It’s what we call a ‘triagnoist’ because it mimics three hormones: GLP-1 and GIP, plus glucagon. Glucagon helps to balance blood sugar levels, and to reduce appetite and help the body burn more energy. 

In a new trial, researchers investigated if retatrutide could help people with type 2 diabetes to lower their blood sugar levels and lose weight. And they tested the effects of different doses.  

They followed 281 people living with type 2 diabetes and overweight or obesity for 36 weeks. Participants were either treated weekly with:  

  • One of four different does of retatrutide: a very low, low, medium, or high dose  

  • Dulaglutide, an existing GLP-1 analogue for type 2 diabetes  

  • Placebo 

The results showed that people treated with the highest dose of retatrutide saw the biggest improvements in blood sugar levels. Their HbA1c reduced on average from 66 mmol/mol (or 8.3%) to 43 mmol/mol (or 6.1%) - a reduction of 23 mmol/mol (or 2.2%). This compared to no change with placebo and a 16 mmol/mol (1.4%) HbA1c reduction with dulaglutide.  
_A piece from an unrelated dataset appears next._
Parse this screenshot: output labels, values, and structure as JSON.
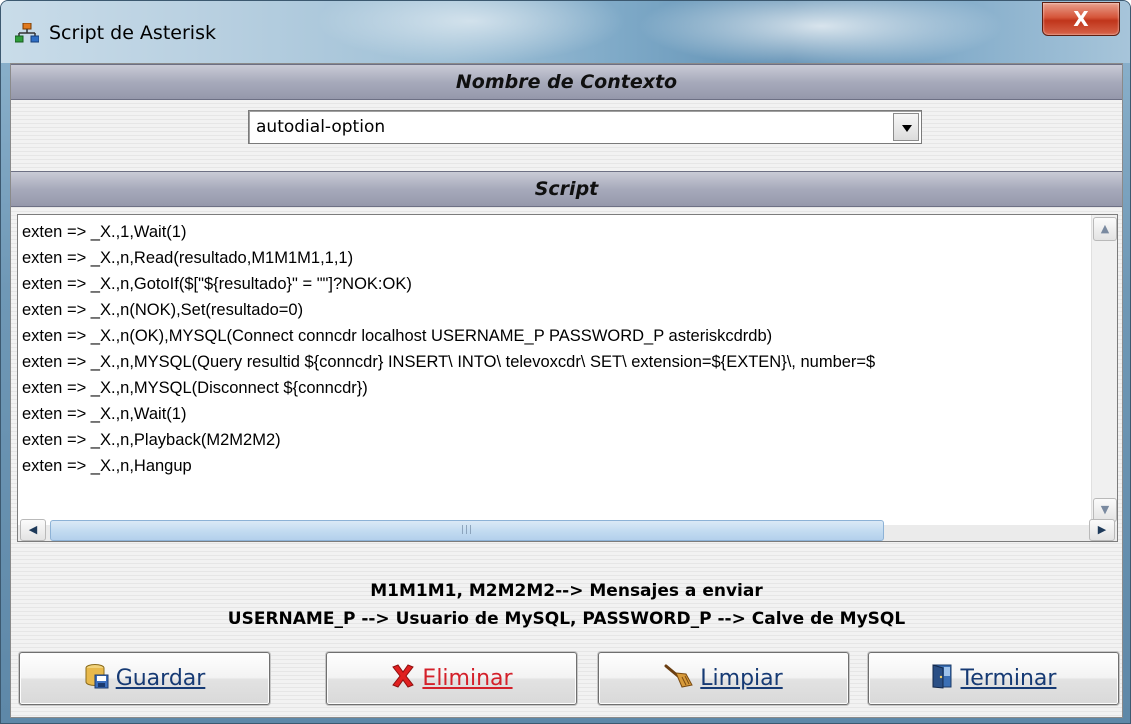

People taking the highest dose of retatrutide also lost significantly more weight than those taking the placebo. On average people on the high dose lost nearly 17% of their body weight (17.2kg), compared to just 3% (3.3kg) with placebo.  

Having an arsenal of drugs for the management of blood sugars and body weight in type 2 diabetes will help more people find a treatment that’s right for them. The next step will be larger and longer ‘phase 3’ trials of retatrutide to build more evidence of its effectiveness. This will be essential before the first-of-its-kind drug could be approved for use outside a research setting. 

Getting to the heart of statin alternatives 

People living with diabetes can be at a higher risk of cardiovascular problems, including heart attacks and strokes. Many people can reduce this risk by taking medications called statins. They help to lower the amount of “bad” cholesterol in the blood.  

But around one in every 10-12 people who could benefit from taking statins are intolerant to them, making the treatment unsuitable.  

At ADA, researchers presented the latest on a possible alternative. Bempedoic acid is a new non-statin drug that can lower cholesterol.  

A team of researchers in Cleveland recruited nearly 14,000 people with statin intolerance to test how effective it is in lowering the risk of cardiovascular problems. 67% of the participants had type 2 diabetes. Around half the participants received bempedoic acid daily for 40 months, and half received a placebo.  

The team found that bempedoic acid reduced the amount of cholesterol by an average of 22%. Those taking the treatment were less likely to experience heart problems compared to the placebo group. The researchers calculated it led to a 30% drop in the number of heart-related problems, such as heart attack or stroke, and a 39% decrease in the risk of death from cardiovascular disease. 

These findings suggest that bempedoic acid should be considered when statins aren’t an option, but more research is still needed to fully understand its benefits, or any risks. The research also drives home the importance for people with diabetes who could benefit to take cholesterol-lowering medication to reduce their risk of preventable complications.  

We've barely scratched the surface of all the cutting-edge research presented at the 83rd American Diabetes Association Scientific Session, which included our type 1 diabetes research highlights

Thanks to all the brilliant scientists around the globe who are joining us on our mission for a world where diabetes can do no harm. 

Next Review Date
Next review due
04 July 2023
Back to Top
Brand Icons/Telephonecheck - FontAwesomeicons/tickicons/uk